THE multi award-winning Glasnevin Cemetery Museum had a surprise visit from the arts world when Yoko Ono popped by on her way to Dublin Airport last Friday morning.
The famous artist, musician and peace activist was in Dublin to receive a lifetime achievement award for her contribution towards the worlds of art, music and campaigning when she decided at the last minute to soak up a bit of Irish history at the Northside museum.
On arriving at the cemetery Yoko was given a private tour of O’Connell’s crypt where she asked for a few minutes privacy to say a few words.
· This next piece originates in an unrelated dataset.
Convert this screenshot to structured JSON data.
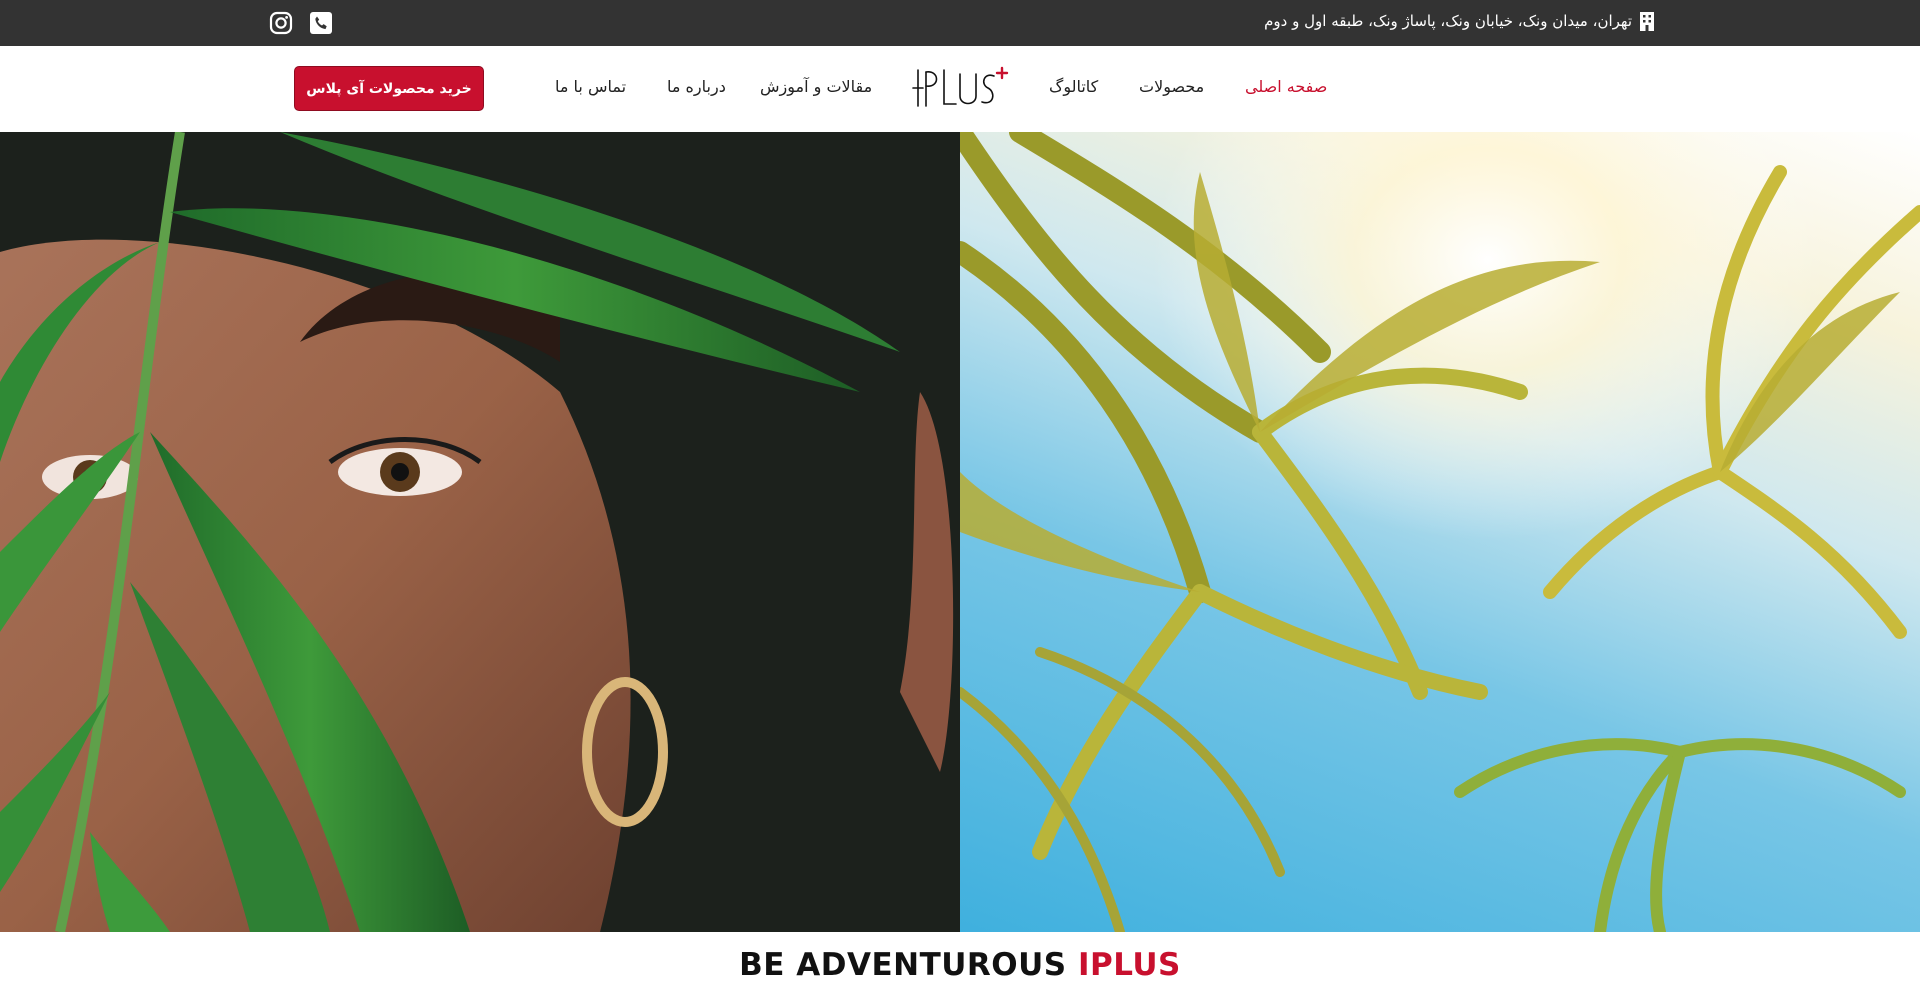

Leaving a beautiful bouquet of roses and orchids Yoko then asked countless questions on the life and legacy of Daniel O’Connell, whose crypt is located at the base of the 168 feet high round tower at Glasnevin Cemetery.
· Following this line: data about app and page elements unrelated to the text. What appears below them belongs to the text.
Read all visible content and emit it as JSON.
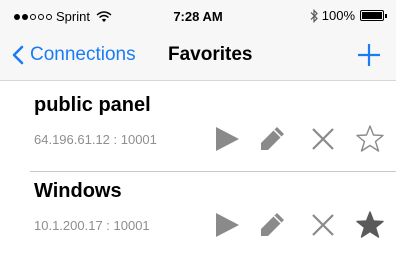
{
  "status_bar": {
    "carrier": "Sprint",
    "signal_bars_filled": 2,
    "signal_bars_total": 5,
    "time": "7:28 AM",
    "battery": "100%",
    "icons": [
      "wifi-icon",
      "bluetooth-icon",
      "battery-icon"
    ]
  },
  "nav": {
    "back_label": "Connections",
    "title": "Favorites",
    "add_icon": "plus-icon",
    "back_icon": "chevron-left-icon"
  },
  "connections": [
    {
      "name": "public panel",
      "address": "64.196.61.12 : 10001",
      "favorite": false
    },
    {
      "name": "Windows",
      "address": "10.1.200.17 : 10001",
      "favorite": true
    }
  ],
  "row_actions": [
    "play-icon",
    "pencil-icon",
    "close-icon",
    "star-icon"
  ],
  "colors": {
    "accent": "#1a7cf5",
    "icon_gray": "#8a8a8a",
    "favorite_star": "#5a5a5a",
    "bar_background": "#f7f7f8",
    "secondary_text": "#8e8e93"
  }
}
The Japanese born campaigner later took a short stroll around the various graves in the graveyard and showed a further appetite for Irish history when she expressed a desire to see the grave of Charles Stewart Parnell, “another man of peaceful solutions” as she described him.
The cemetery’s historian, Shane MacThomais, then gave Yoko a private viewing of the archival room at the museum. She was particularly interested in the accounts of Famine burials of the 1840s.
MacThomais said nobody at Glasnevin had any idea Yoko was going to drop by until her hotel rang on Friday morning and said she was on her way.
“She said that she would love to have some more time and would return for a longer visit the next time she was in town,” MacThomais added. “Her interest in Irish history was inspiring and her humanity was evident in her responses.”
Yoko was presented with the Glasnevin Trust publication ‘Daniel O’Connell, the Man who Discovered Ireland’ as a parting gift following her visit.
Earlier in the week Yoko, who was married to Beatle John Lennon, was presented with a lifetime achievement award for her contribution to the worlds of art, music and campaigning.
Lord Mayor of Dublin, Andrew Montague, chaired the event at the Point Village and during the evening he informed Yoko about the politics and achievements of the great liberator, Daniel O’Connell.
The lord mayor, who has visited Glasnevin on a number of occasions, advised her to try and visit the cemetery before she departed and she expressed a desire to see O’Connell’s final resting place before she flew out of the city.
• Glasnevin Museum is a not for profit organization and the museum is open seven days a week from 10 am till 5pm.